**Work instructions**
Below is a set of records; print all of them exactly as written.

[Saved data entries]
━━━━━━━━━━

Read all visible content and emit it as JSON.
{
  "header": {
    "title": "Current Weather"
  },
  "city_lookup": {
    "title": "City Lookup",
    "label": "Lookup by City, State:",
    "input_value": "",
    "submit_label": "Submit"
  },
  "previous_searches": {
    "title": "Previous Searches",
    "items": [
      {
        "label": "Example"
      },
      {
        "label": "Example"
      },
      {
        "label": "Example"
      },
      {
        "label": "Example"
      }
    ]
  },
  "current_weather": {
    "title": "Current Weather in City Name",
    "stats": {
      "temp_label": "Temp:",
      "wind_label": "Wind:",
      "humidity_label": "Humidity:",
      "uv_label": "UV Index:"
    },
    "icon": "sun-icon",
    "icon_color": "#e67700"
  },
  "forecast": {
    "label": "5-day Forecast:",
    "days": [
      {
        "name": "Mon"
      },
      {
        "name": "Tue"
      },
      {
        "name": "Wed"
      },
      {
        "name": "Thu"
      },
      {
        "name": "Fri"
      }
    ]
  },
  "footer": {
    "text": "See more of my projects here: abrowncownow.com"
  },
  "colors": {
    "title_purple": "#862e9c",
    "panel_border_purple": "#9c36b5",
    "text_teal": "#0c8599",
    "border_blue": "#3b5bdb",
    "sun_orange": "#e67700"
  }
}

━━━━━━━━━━

**Written response**
Read all visible content and emit it as JSON.
{
  "header": {
    "title": "Current Weather"
  },
  "city_lookup": {
    "title": "City Lookup",
    "label": "Lookup by City, State:",
    "input_value": "",
    "submit_label": "Submit"
  },
  "previous_searches": {
    "title": "Previous Searches",
    "items": [
      {
        "label": "Example"
      },
      {
        "label": "Example"
      },
      {
        "label": "Example"
      },
      {
        "label": "Example"
      }
    ]
  },
  "current_weather": {
    "title": "Current Weather in City Name",
    "stats": {
      "temp_label": "Temp:",
      "wind_label": "Wind:",
      "humidity_label": "Humidity:",
      "uv_label": "UV Index:"
    },
    "icon": "sun-icon",
    "icon_color": "#e67700"
  },
  "forecast": {
    "label": "5-day Forecast:",
    "days": [
      {
        "name": "Mon"
      },
      {
        "name": "Tue"
      },
      {
        "name": "Wed"
      },
      {
        "name": "Thu"
      },
      {
        "name": "Fri"
      }
    ]
  },
  "footer": {
    "text": "See more of my projects here: abrowncownow.com"
  },
  "colors": {
    "title_purple": "#862e9c",
    "panel_border_purple": "#9c36b5",
    "text_teal": "#0c8599",
    "border_blue": "#3b5bdb",
    "sun_orange": "#e67700"
  }
}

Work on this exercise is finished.